  • Fizzled Fyre Festival promises refunds but partygoers 'skeptical'

    Entertainment CBC News
    In this day and age, the young and beautiful live and die on social media. In the case of the ill-fated Fyre Festival — a multiday music, art and culture party that promised "an invitation to let loose and unplug with the like-minded" on the Bahamian island of Exuma — it's been a sudden and ugly death, chronicled in real-time on YouTube and filtered through Facebook. Source
  • DJ Khaled has 'Spider-Man: Homecoming' cameo

    Entertainment Toronto Sun
    Hip-hop star DJ Khaled’s movie resume has been given a big boost after reportedly landing a cameo in the forthcoming Spider-Man: Homecoming film. The All I Do Is Win hitmaker and prolific Snapchat user took to the social media site earlier this week to share footage of himself and his entourage on a “top secret” set at a store in New York City. Source
  • 13 Reasons Why: Is it 'exposing the truth' or a 'primer' on teen suicide?

    Entertainment CBC News
    It's a death scene unlike most others on television. A 17-year-old girl kills herself in a bathtub and the audience, which includes a significant young adult following, sees every moment. The Netflix series 13 Reasons Why, based on the best-selling YA novel by Jay Asher, has scored fans around the world for its raw portrayal of high school life and teen suicide. Source
  • TV biopic on Whitney Houston's daughter Bobbi Kristina in the works

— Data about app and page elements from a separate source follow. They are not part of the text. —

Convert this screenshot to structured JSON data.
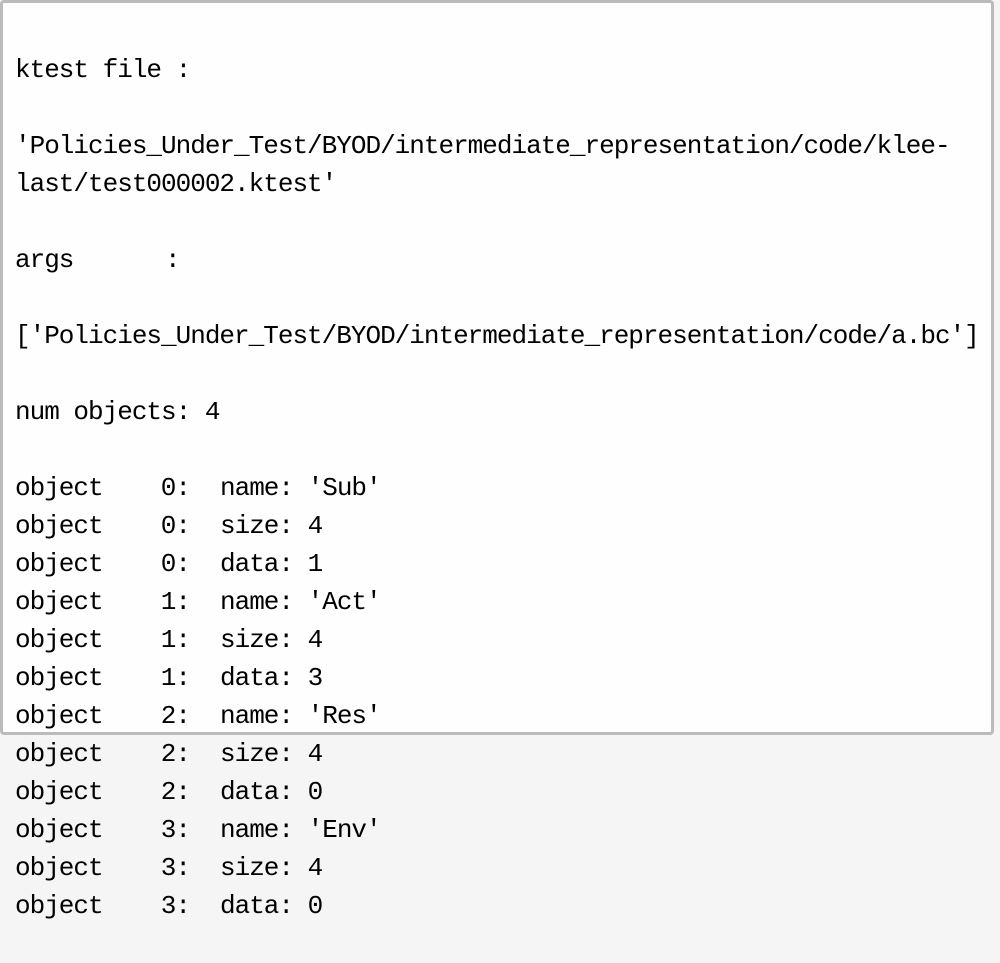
{
  "header": {
    "ktest_label": "ktest file :",
    "ktest_path": "'Policies_Under_Test/BYOD/intermediate_representation/code/klee-last/test000002.ktest'",
    "args_label": "args",
    "args_value": "['Policies_Under_Test/BYOD/intermediate_representation/code/a.bc']",
    "num_objects_label": "num objects:",
    "num_objects_value": "4"
  },
  "objects": [
    {
      "index": "0",
      "name": "'Sub'",
      "size": "4",
      "data": "1"
    },
    {
      "index": "1",
      "name": "'Act'",
      "size": "4",
      "data": "3"
    },
    {
      "index": "2",
      "name": "'Res'",
      "size": "4",
      "data": "0"
    },
    {
      "index": "3",
      "name": "'Env'",
      "size": "4",
      "data": "0"
    }
  ]
}
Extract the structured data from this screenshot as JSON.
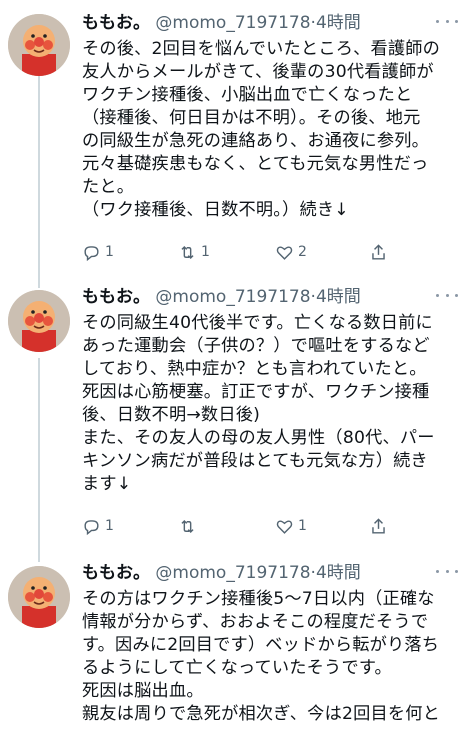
{
  "tweets": [
    {
      "name": "ももお。",
      "handle": "@momo_7197178",
      "separator": "·",
      "time": "4時間",
      "text": "その後、2回目を悩んでいたところ、看護師の\n友人からメールがきて、後輩の30代看護師が\nワクチン接種後、小脳出血で亡くなったと\n（接種後、何日目かは不明）。その後、地元\nの同級生が急死の連絡あり、お通夜に参列。\n元々基礎疾患もなく、とても元気な男性だっ\nたと。\n（ワク接種後、日数不明。）続き↓",
      "replies": "1",
      "retweets": "1",
      "likes": "2"
    },
    {
      "name": "ももお。",
      "handle": "@momo_7197178",
      "separator": "·",
      "time": "4時間",
      "text": "その同級生40代後半です。亡くなる数日前に\nあった運動会（子供の？）で嘔吐をするなど\nしており、熱中症か？とも言われていたと。\n死因は心筋梗塞。訂正ですが、ワクチン接種\n後、日数不明→数日後)\nまた、その友人の母の友人男性（80代、パー\nキンソン病だが普段はとても元気な方）続き\nます↓",
      "replies": "1",
      "retweets": "",
      "likes": "1"
    },
    {
      "name": "ももお。",
      "handle": "@momo_7197178",
      "separator": "·",
      "time": "4時間",
      "text": "その方はワクチン接種後5〜7日以内（正確な\n情報が分からず、おおよそこの程度だそうで\nす。因みに2回目です）ベッドから転がり落ち\nるようにして亡くなっていたそうです。\n死因は脳出血。\n親友は周りで急死が相次ぎ、今は2回目を何と"
    }
  ],
  "icons": {
    "reply": "reply-icon",
    "retweet": "retweet-icon",
    "like": "heart-icon",
    "share": "share-icon",
    "more": "more-icon"
  },
  "colors": {
    "name": "#0f1419",
    "secondary": "#536471",
    "thread_line": "#cfd9de"
  }
}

    Entertainment Toronto Sun
    A biopic about Whitney Houston and Bobby Brown’s tragic daughter Bobbi Kristina Brown is in the works. Stuck in the Middle star Joy Rovaris will play Bobbi Kristina, while singer Demetria McKinney will portray Houston. The Wire’s Hassan Johnson has been cast as Bobby Brown in the film Bobbi Kristina. Source